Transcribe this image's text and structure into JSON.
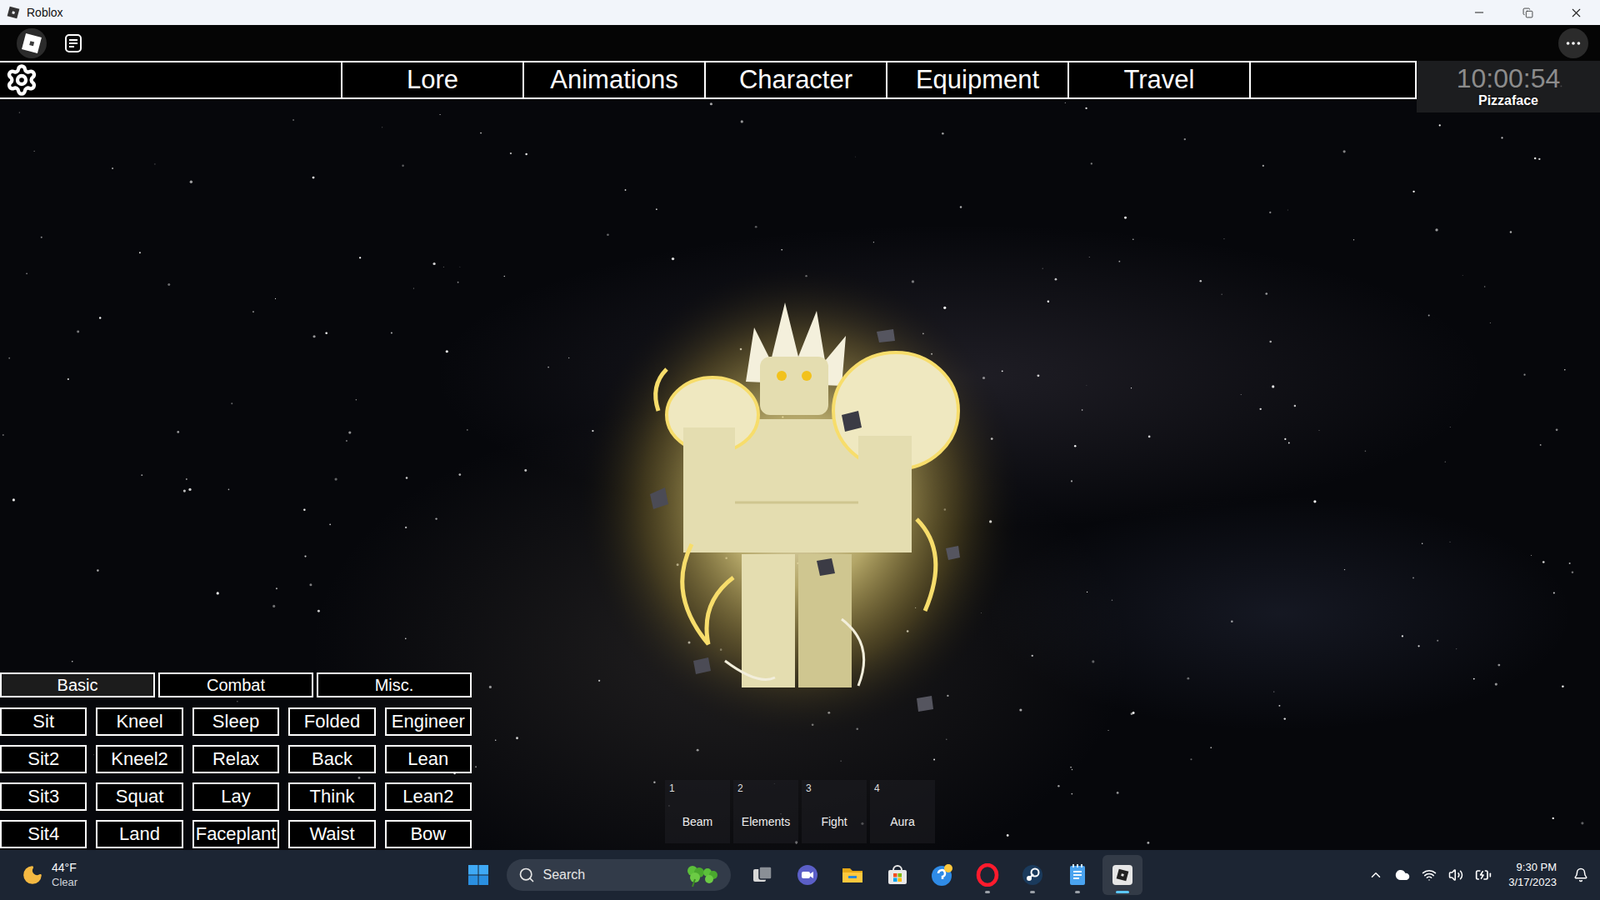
{
  "window": {
    "title": "Roblox"
  },
  "game_menu": {
    "tabs": [
      {
        "label": "Lore",
        "selected": false
      },
      {
        "label": "Animations",
        "selected": false
      },
      {
        "label": "Character",
        "selected": false
      },
      {
        "label": "Equipment",
        "selected": false
      },
      {
        "label": "Travel",
        "selected": false
      }
    ],
    "timer": "10:00:54",
    "player": "Pizzaface"
  },
  "animations_panel": {
    "tabs": [
      {
        "label": "Basic",
        "selected": true
      },
      {
        "label": "Combat",
        "selected": false
      },
      {
        "label": "Misc.",
        "selected": false
      }
    ],
    "buttons": [
      "Sit",
      "Kneel",
      "Sleep",
      "Folded",
      "Engineer",
      "Sit2",
      "Kneel2",
      "Relax",
      "Back",
      "Lean",
      "Sit3",
      "Squat",
      "Lay",
      "Think",
      "Lean2",
      "Sit4",
      "Land",
      "Faceplant",
      "Waist",
      "Bow"
    ]
  },
  "hotbar": [
    {
      "key": "1",
      "label": "Beam"
    },
    {
      "key": "2",
      "label": "Elements"
    },
    {
      "key": "3",
      "label": "Fight"
    },
    {
      "key": "4",
      "label": "Aura"
    }
  ],
  "taskbar": {
    "weather": {
      "temp": "44°F",
      "condition": "Clear"
    },
    "search": {
      "placeholder": "Search"
    },
    "apps": [
      {
        "running": false,
        "active": false
      },
      {
        "running": false,
        "active": false
      },
      {
        "running": false,
        "active": false
      },
      {
        "running": false,
        "active": false
      },
      {
        "running": false,
        "active": false
      },
      {
        "running": true,
        "active": false
      },
      {
        "running": true,
        "active": false
      },
      {
        "running": true,
        "active": false
      },
      {
        "running": true,
        "active": true
      }
    ],
    "clock": {
      "time": "9:30 PM",
      "date": "3/17/2023"
    }
  }
}
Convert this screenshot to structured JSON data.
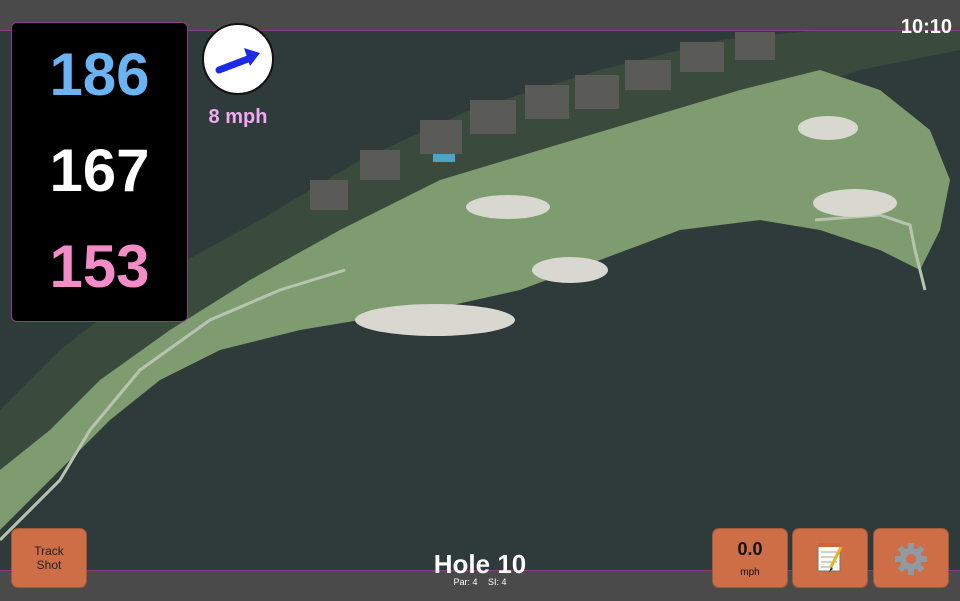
{
  "header": {
    "clock": "10:10"
  },
  "yardages": {
    "back": "186",
    "middle": "167",
    "front": "153"
  },
  "wind": {
    "speed": "8 mph",
    "icon": "wind-arrow-icon"
  },
  "hole": {
    "title": "Hole 10",
    "par": "Par: 4",
    "stroke_index": "SI: 4"
  },
  "toolbar": {
    "track_shot_label_line1": "Track",
    "track_shot_label_line2": "Shot",
    "speed_value": "0.0",
    "speed_unit": "mph",
    "notes_icon": "notepad-icon",
    "settings_icon": "gear-icon"
  },
  "colors": {
    "back": "#6ab4f4",
    "middle": "#ffffff",
    "front": "#f48cc8",
    "wind_text": "#f0a8f0",
    "button": "#cd6e47",
    "accent_border": "#8a3d8a",
    "water": "#2e3b3a",
    "fairway": "#7f9c70"
  }
}
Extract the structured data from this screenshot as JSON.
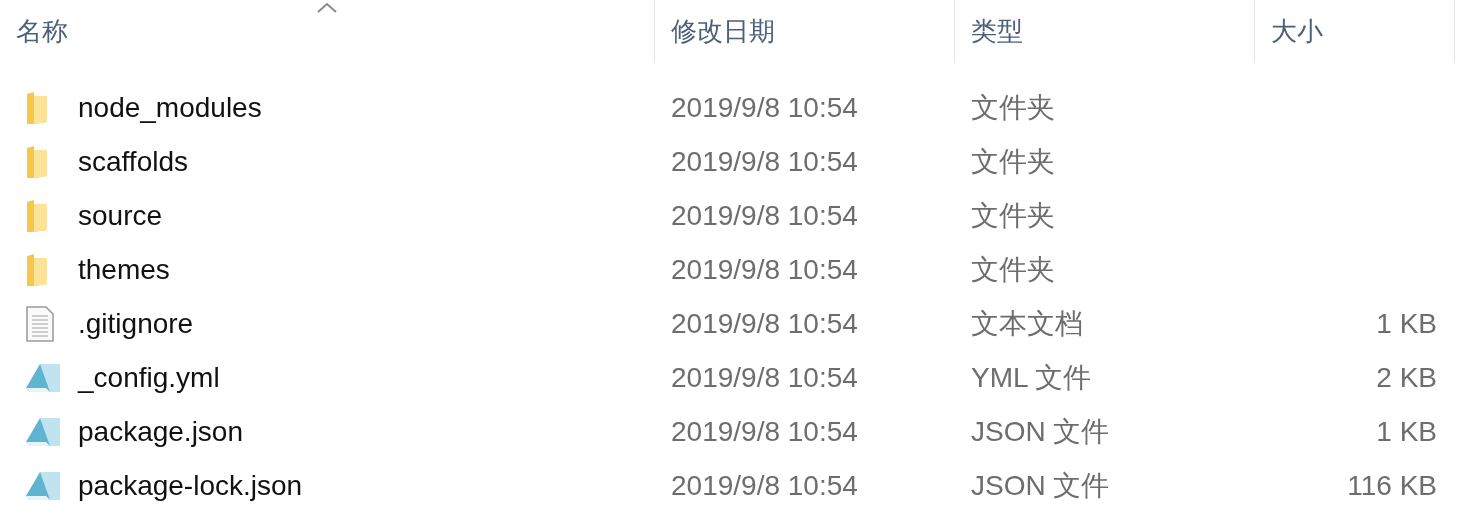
{
  "columns": [
    {
      "label": "名称",
      "sorted": true
    },
    {
      "label": "修改日期",
      "sorted": false
    },
    {
      "label": "类型",
      "sorted": false
    },
    {
      "label": "大小",
      "sorted": false
    }
  ],
  "rows": [
    {
      "kind": "folder",
      "name": "node_modules",
      "modified": "2019/9/8 10:54",
      "type": "文件夹"
    },
    {
      "kind": "folder",
      "name": "scaffolds",
      "modified": "2019/9/8 10:54",
      "type": "文件夹"
    },
    {
      "kind": "folder",
      "name": "source",
      "modified": "2019/9/8 10:54",
      "type": "文件夹"
    },
    {
      "kind": "folder",
      "name": "themes",
      "modified": "2019/9/8 10:54",
      "type": "文件夹"
    },
    {
      "kind": "text",
      "name": ".gitignore",
      "modified": "2019/9/8 10:54",
      "type": "文本文档",
      "size": "1 KB"
    },
    {
      "kind": "script",
      "name": "_config.yml",
      "modified": "2019/9/8 10:54",
      "type": "YML 文件",
      "size": "2 KB"
    },
    {
      "kind": "script",
      "name": "package.json",
      "modified": "2019/9/8 10:54",
      "type": "JSON 文件",
      "size": "1 KB"
    },
    {
      "kind": "script",
      "name": "package-lock.json",
      "modified": "2019/9/8 10:54",
      "type": "JSON 文件",
      "size": "116 KB"
    }
  ]
}
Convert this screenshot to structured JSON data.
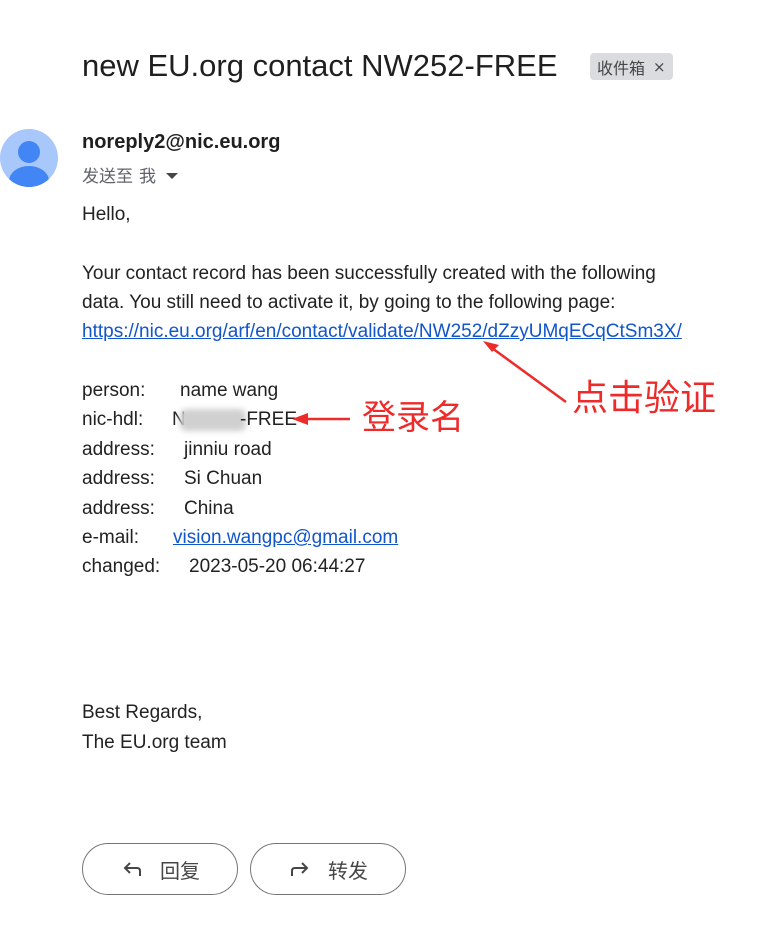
{
  "email": {
    "subject": "new EU.org contact NW252-FREE",
    "label": "收件箱",
    "label_remove": "×",
    "sender": "noreply2@nic.eu.org",
    "to_prefix": "发送至",
    "to_me": "我"
  },
  "body": {
    "greeting": "Hello,",
    "para_line1": "Your contact record has been successfully created with the following",
    "para_line2": "data. You still need to activate it, by going to the following page:",
    "validate_link": "https://nic.eu.org/arf/en/contact/validate/NW252/dZzyUMqECqCtSm3X/",
    "fields": {
      "person_label": "person:",
      "person_value": "name wang",
      "nichdl_label": "nic-hdl:",
      "nichdl_value_start": "N",
      "nichdl_value_end": "-FREE",
      "address_label": "address:",
      "address1": "jinniu road",
      "address2": "Si Chuan",
      "address3": "China",
      "email_label": "e-mail:",
      "email_value": "vision.wangpc@gmail.com",
      "changed_label": "changed:",
      "changed_value": "2023-05-20 06:44:27"
    },
    "regards": "Best Regards,",
    "team": "The EU.org team"
  },
  "annotations": {
    "click_verify": "点击验证",
    "login_name": "登录名",
    "color": "#ee2b2b"
  },
  "actions": {
    "reply": "回复",
    "forward": "转发"
  }
}
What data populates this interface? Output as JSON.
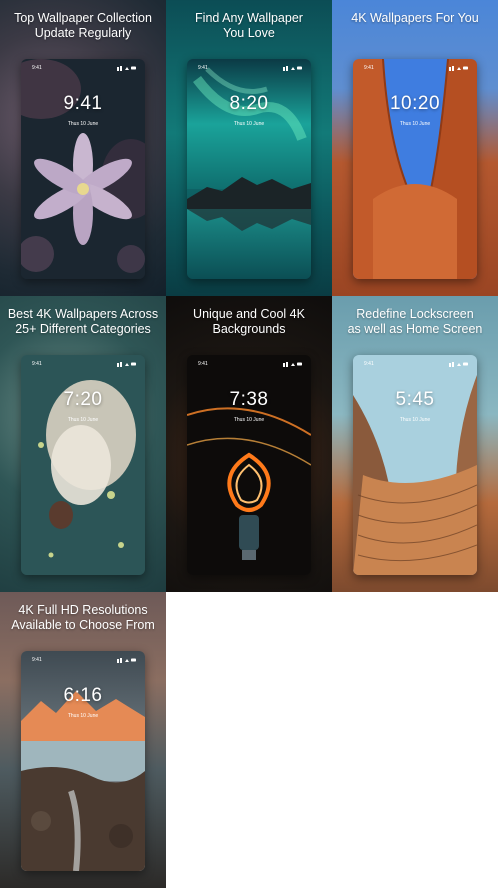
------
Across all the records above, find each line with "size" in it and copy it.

      "size": "1 KB"
      "size": "2 KB"
      "size": "1 KB"
      "size": "116 KB"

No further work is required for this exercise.